Wellness advocates point out that spiritual wellbeing is crucial in the context of overall health. Anti-cannabis groups conveniently forget about the long and rich history of marijuana use. As well as being used as a medicine, a variety of ancient cultures also had spiritual reasons for consuming marijuana.
The Atharvaveda, a sacred Indian text likely written between 1200 BC and 1000 BC, lists weed as one of the ‘five holy plants.’ The Scythians, who lived in modern-day Eastern Europe, used marijuana at funerals to pay their respects to leaders who recently died. Indeed, Herodotus wrote about how they would throw seeds onto hot rocks and inhale the fumes!
Many ancient Chinese texts write about how marijuana ‘lightens’ an individual’s body, and enables them to communicate with spirits. Zoroaster, a Persian prophet, relied on bhanga’s intoxicating effects to communicate with spirits. Some researchers even believe that kaneh bosm was an ancient name for weed. You will find mentions of the plant in the Old Testament.
Even today, the use of marijuana is common in religious ceremonies. In Rastafarianism, using cannabis is one of the central tenets of the religion. Followers condemn the use of weed to get high and instead consume it at ceremonies to enhance feelings of unity. The herb can also help generate spiritual and soothing visions.

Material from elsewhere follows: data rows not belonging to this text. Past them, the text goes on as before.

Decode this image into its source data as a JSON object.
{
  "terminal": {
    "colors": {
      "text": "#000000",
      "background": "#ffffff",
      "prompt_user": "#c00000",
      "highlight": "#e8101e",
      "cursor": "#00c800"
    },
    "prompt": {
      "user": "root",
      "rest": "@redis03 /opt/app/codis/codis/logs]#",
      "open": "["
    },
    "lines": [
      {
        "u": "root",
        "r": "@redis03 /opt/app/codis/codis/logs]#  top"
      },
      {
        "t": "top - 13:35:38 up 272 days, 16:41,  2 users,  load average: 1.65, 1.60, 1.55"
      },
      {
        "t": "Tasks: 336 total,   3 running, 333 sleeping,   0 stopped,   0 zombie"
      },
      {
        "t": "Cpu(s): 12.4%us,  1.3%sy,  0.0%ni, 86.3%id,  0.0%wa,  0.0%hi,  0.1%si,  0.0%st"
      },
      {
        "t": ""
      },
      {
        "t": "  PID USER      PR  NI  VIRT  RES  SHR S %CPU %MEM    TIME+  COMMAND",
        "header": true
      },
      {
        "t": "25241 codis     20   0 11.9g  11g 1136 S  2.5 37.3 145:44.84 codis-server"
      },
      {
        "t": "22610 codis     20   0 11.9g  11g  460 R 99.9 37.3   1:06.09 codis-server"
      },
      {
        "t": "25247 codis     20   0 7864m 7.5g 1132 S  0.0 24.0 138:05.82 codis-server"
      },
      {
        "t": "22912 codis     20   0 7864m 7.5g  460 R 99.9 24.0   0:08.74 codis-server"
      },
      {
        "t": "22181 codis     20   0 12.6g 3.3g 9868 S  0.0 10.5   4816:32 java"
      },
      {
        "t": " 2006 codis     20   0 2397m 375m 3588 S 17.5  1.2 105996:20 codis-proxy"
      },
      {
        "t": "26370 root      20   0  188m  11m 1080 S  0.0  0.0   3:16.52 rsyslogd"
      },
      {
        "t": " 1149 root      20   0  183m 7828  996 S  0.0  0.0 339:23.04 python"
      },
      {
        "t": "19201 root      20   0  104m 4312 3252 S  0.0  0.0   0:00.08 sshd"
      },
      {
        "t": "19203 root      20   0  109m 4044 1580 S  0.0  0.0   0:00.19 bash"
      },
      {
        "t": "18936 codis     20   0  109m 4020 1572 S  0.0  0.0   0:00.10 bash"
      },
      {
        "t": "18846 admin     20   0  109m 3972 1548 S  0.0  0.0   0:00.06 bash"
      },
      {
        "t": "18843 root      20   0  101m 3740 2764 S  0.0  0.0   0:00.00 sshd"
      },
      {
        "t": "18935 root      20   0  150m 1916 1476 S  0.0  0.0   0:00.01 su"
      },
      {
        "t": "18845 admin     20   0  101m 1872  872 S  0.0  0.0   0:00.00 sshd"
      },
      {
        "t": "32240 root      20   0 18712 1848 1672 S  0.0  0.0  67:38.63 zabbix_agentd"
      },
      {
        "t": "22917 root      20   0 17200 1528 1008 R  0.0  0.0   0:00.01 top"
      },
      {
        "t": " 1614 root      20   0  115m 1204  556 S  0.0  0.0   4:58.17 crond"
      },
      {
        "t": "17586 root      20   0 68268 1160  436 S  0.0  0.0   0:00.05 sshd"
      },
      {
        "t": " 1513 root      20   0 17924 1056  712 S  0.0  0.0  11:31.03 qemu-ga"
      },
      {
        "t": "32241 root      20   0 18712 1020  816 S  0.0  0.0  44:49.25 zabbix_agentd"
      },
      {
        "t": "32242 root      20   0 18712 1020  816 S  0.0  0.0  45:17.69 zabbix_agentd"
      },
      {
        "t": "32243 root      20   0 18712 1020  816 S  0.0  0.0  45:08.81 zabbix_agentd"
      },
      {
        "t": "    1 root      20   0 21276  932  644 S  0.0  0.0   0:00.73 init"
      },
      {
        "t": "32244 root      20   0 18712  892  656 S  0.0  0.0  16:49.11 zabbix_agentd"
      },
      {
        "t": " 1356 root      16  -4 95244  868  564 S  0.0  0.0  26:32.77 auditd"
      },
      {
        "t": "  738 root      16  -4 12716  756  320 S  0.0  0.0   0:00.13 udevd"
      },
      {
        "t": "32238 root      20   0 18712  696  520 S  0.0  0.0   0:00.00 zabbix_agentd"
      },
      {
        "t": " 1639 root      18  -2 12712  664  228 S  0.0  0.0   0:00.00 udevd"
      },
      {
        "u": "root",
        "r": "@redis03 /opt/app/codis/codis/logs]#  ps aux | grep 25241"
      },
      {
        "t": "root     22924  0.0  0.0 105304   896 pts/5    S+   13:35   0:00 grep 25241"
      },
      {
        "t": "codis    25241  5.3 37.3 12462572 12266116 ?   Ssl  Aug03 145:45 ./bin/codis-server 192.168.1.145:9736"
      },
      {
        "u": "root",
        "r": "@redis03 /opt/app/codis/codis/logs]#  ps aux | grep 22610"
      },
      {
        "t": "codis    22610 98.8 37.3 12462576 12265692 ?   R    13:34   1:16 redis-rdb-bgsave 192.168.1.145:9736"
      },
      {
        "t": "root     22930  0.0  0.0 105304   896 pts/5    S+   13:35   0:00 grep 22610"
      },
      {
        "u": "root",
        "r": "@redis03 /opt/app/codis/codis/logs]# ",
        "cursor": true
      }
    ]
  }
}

The list of cultures that use cannabis for these reasons, past and present, goes on and on. You can read more about it in the spiritual history of cannabis.